Tauraco leucotis
Conservation Status: 
Least Concern on the IUCN Red List.
Northeast Africa
Podocarpus and juniper forests in the highland regions

Turacos are remarkable in their feather colouration.  They are the only birds that produce a true green pigment.  Every other green bird you see has “structural” green, where the shape of the feather is some part of how green light is reflected.  But turacos use copper from their diet to produce a unique green pigment called turacoverdin!  They also produce a copper-based red pigment (called turacin) found on the inside of each wing.

White cheeked turacos live in flocks of around 12 individuals.  They eat fruit and some invertebrates.

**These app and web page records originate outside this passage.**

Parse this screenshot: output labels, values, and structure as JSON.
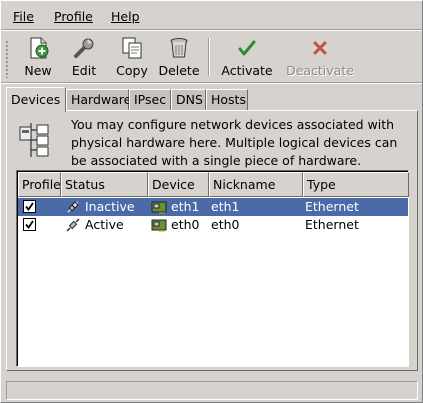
{
  "menubar": {
    "file": "File",
    "profile": "Profile",
    "help": "Help"
  },
  "toolbar": {
    "new": "New",
    "edit": "Edit",
    "copy": "Copy",
    "delete": "Delete",
    "activate": "Activate",
    "deactivate": "Deactivate"
  },
  "tabs": [
    "Devices",
    "Hardware",
    "IPsec",
    "DNS",
    "Hosts"
  ],
  "info_text": "You may configure network devices associated with physical hardware here.  Multiple logical devices can be associated with a single piece of hardware.",
  "table": {
    "headers": [
      "Profile",
      "Status",
      "Device",
      "Nickname",
      "Type"
    ],
    "rows": [
      {
        "profile_checked": true,
        "status": "Inactive",
        "device": "eth1",
        "nickname": "eth1",
        "type": "Ethernet",
        "selected": true
      },
      {
        "profile_checked": true,
        "status": "Active",
        "device": "eth0",
        "nickname": "eth0",
        "type": "Ethernet",
        "selected": false
      }
    ]
  },
  "colors": {
    "window_bg": "#d6d3ce",
    "selection": "#4b6aa8",
    "activate_green": "#2e8b2e",
    "deactivate_red": "#c0504d"
  },
  "icons": {
    "new": "new-document-plus-icon",
    "edit": "wrench-icon",
    "copy": "copy-documents-icon",
    "delete": "trash-can-icon",
    "activate": "check-mark-icon",
    "deactivate": "x-mark-icon",
    "info": "network-hardware-icon",
    "status_inactive": "unplugged-connector-icon",
    "status_active": "plugged-connector-icon",
    "device": "network-card-icon"
  }
}
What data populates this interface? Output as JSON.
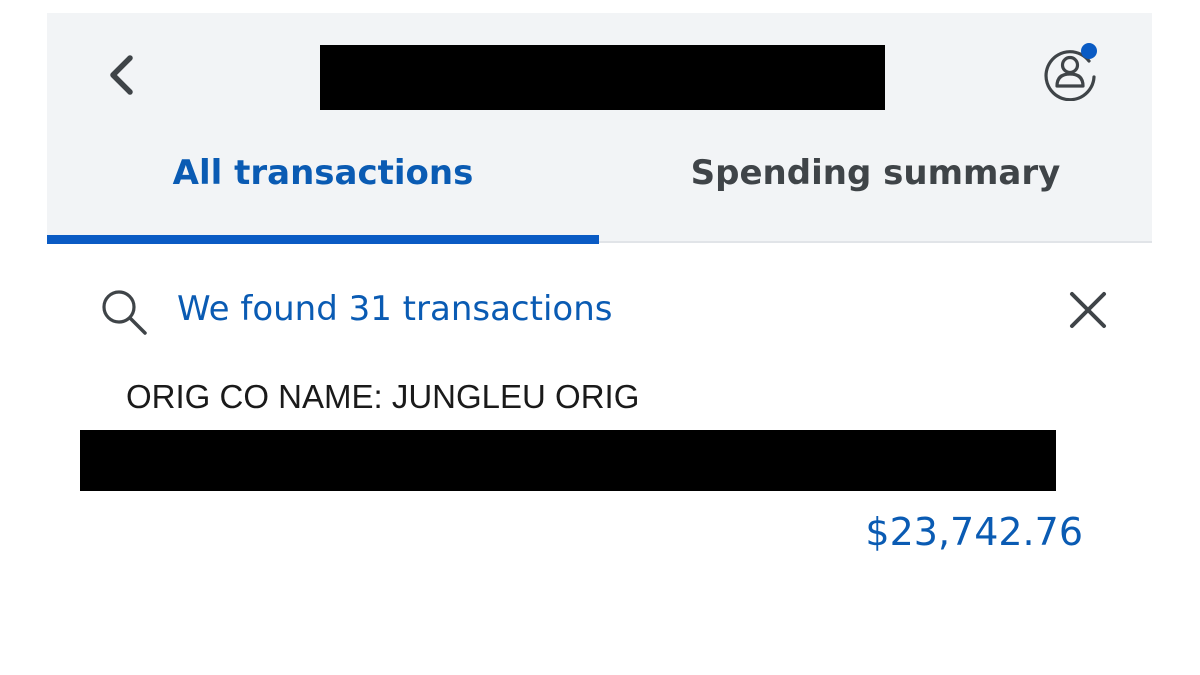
{
  "header": {
    "back_icon": "chevron-left-icon",
    "title_redacted": true,
    "profile_icon": "profile-icon",
    "has_notification": true
  },
  "tabs": [
    {
      "label": "All transactions",
      "active": true
    },
    {
      "label": "Spending summary",
      "active": false
    }
  ],
  "search": {
    "icon": "search-icon",
    "result_text": "We found 31 transactions",
    "close_icon": "close-icon"
  },
  "transaction": {
    "name": "ORIG CO NAME: JUNGLEU ORIG",
    "detail_redacted": true,
    "amount": "$23,742.76"
  },
  "colors": {
    "accent": "#0a5bc4",
    "header_bg": "#f2f4f6",
    "redaction": "#000000"
  }
}
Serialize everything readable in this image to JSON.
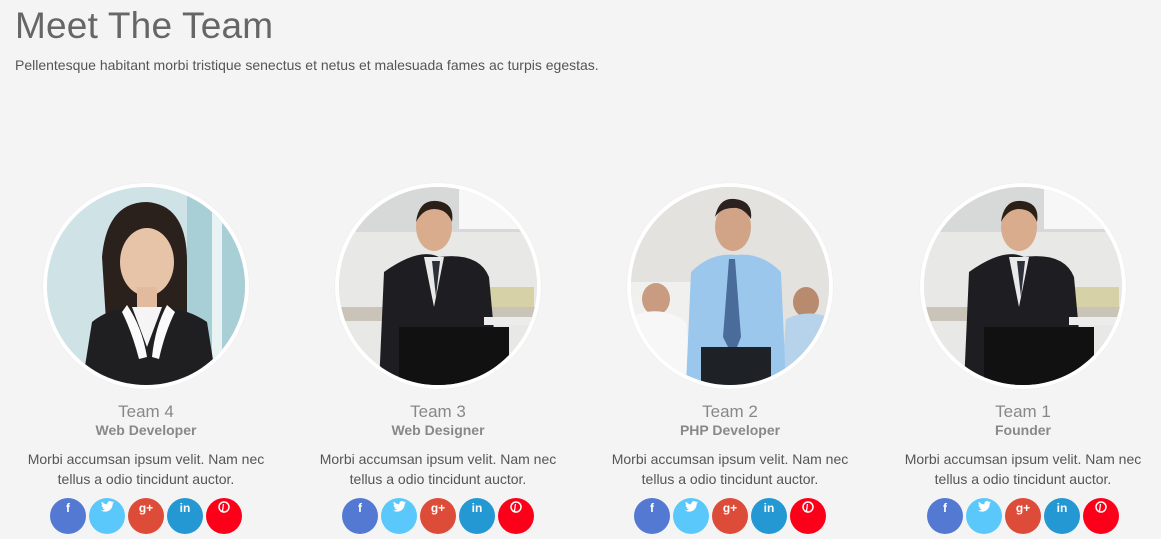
{
  "header": {
    "title": "Meet The Team",
    "subtitle": "Pellentesque habitant morbi tristique senectus et netus et malesuada fames ac turpis egestas."
  },
  "colors": {
    "facebook": "#5479d3",
    "twitter": "#5bc8fc",
    "gplus": "#dd4b39",
    "linkedin": "#2498d3",
    "pinterest": "#fc0019"
  },
  "social_icons": {
    "facebook": "f",
    "twitter": "twitter-bird-icon",
    "gplus": "g+",
    "linkedin": "in",
    "pinterest": "pinterest-icon"
  },
  "team": [
    {
      "name": "Team 4",
      "role": "Web Developer",
      "description": "Morbi accumsan ipsum velit. Nam nec tellus a odio tincidunt auctor.",
      "photo": "woman-in-blazer-photo"
    },
    {
      "name": "Team 3",
      "role": "Web Designer",
      "description": "Morbi accumsan ipsum velit. Nam nec tellus a odio tincidunt auctor.",
      "photo": "man-seated-in-office-photo"
    },
    {
      "name": "Team 2",
      "role": "PHP Developer",
      "description": "Morbi accumsan ipsum velit. Nam nec tellus a odio tincidunt auctor.",
      "photo": "man-in-blue-shirt-photo"
    },
    {
      "name": "Team 1",
      "role": "Founder",
      "description": "Morbi accumsan ipsum velit. Nam nec tellus a odio tincidunt auctor.",
      "photo": "man-seated-in-office-photo"
    }
  ]
}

They are monogamous, and the male will feed the female during courtship. Both parents help in the nest building and incubation process. Their nest is a thick platform of dry twigs.  Hatchlings have a tiny claw on the end of their wing to help them cling to twigs. The claw is lost by the time they fledge. These are agile, arboreal birds.  The outer rear toe on each foot can rotate forward or back (called a semi-zygodactylous foot) to help them jump or climb, as needed.